Budget in brief
Total budget: £2,396
Sources of income -
Film Hub North grant: £1,200
Other subsidies: £627
Box office and donations: £542
Hub subsidy per head: £7.14
Fostering a supportive and welcoming community. The Club now has a group of people who meet regularly to discuss films.
Tackling social isolation. Some of the Club's regulars were previously very socially isolated, but now attend almost every session.
What has been difficult
Surveying audiences. Many of them have English as a second language and found the form used difficult.
Documenting events. Some visitors were initially uncomfortable with having their photos taken, so there is less documentation than anticipated.
What you would do differently if you did it again
Discuss reporting requirements with any funders and investigate other ways to monitor audiences.
Recognise the amount of time required to establish a community group. More of the first programme was meant to be developed in partnership with Club participants, but this wasn't feasible within the season's timetable.
Awareness / Attitudes
Finding commonality among the audience and empathy with the issues presented on screen is key to the Humanise Community Film Club. By providing introductions that contextualised each screening and a space for discussion after every film, audiences were given the opportunity to learn more about the marginalised groups featured in the Club’s first season. This included a response to Dark Days lead by homelessness organisation The Choir with No Name and a response to 12 Angry Lebanese lead by Imagine If Theatre – a theatre company with extensive experience working with offenders and ex-offenders.
I’d like to see more films that I wouldn’t normally watch. It’s good to talk with people who have different ideas from me. – Audience member

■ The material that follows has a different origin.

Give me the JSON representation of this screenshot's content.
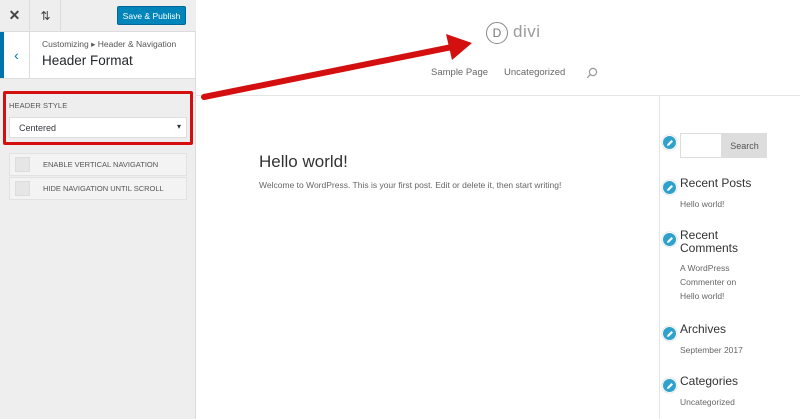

The Club brings together the various communities that call Liverpool’s Edge Hill district home. 26% of surveyed audiences identified as BAME – due to difficulties in surveying audiences, the actual figure is estimated at over 40%. A significant number of asylum seekers and refugees living locally participated in the Club. Recognising that many audience members have English as a second language, subtitles were provided wherever possible.
This focus on inclusivity was similarly evident on screen. Each film featured in the Club’s first season foregrounded the experiences of marginalised communities – from benefit claimants in the UK to Romani people journeying throughout Europe to waste pickers living off a vast landfill site in Brazil.
The club is about community as much as it is about film, with its founding aim being to highlight participants’ common humanity. By combining screenings with a wider community engagement programme of outreach, shared meals and discussion sessions, the Club brought participants together in a number of ways. Neighbours were introduced to one another in various contexts and community members were able to contribute in a way they felt comfortable.
It’s a good reason to go out. I don’t go out much. There’s a nice atmosphere: friendly, and with a bigger range of films than I would normally watch. – Audience member
What audiences said
"It brings people together. The movies teach us how to be human. We are many nationalities. It is a nice way to teach people not to be violent, to cheer people up and help us think about the future."
"I love the community, bringing people together."
"It's good for people who are new to the city."
What professionals, press and partners said
"Working closely with groups in our direct neighbourhood, The Humanise Community Film Club has attracted audiences from the local asylum seeker and refugee community. The socially engaged approach has been an inspiration to us." - Jenny Porter, Metal Liverpool
"I had the honour of speaking at the Humanise screening of 12 Angry Lebanese - so many incredible human beings attended and beautiful conversations were had." - Chesca Joy, Imagine If Theatre
Coverage was secured on Jermaine Foster's BBC Radio Merseyside show.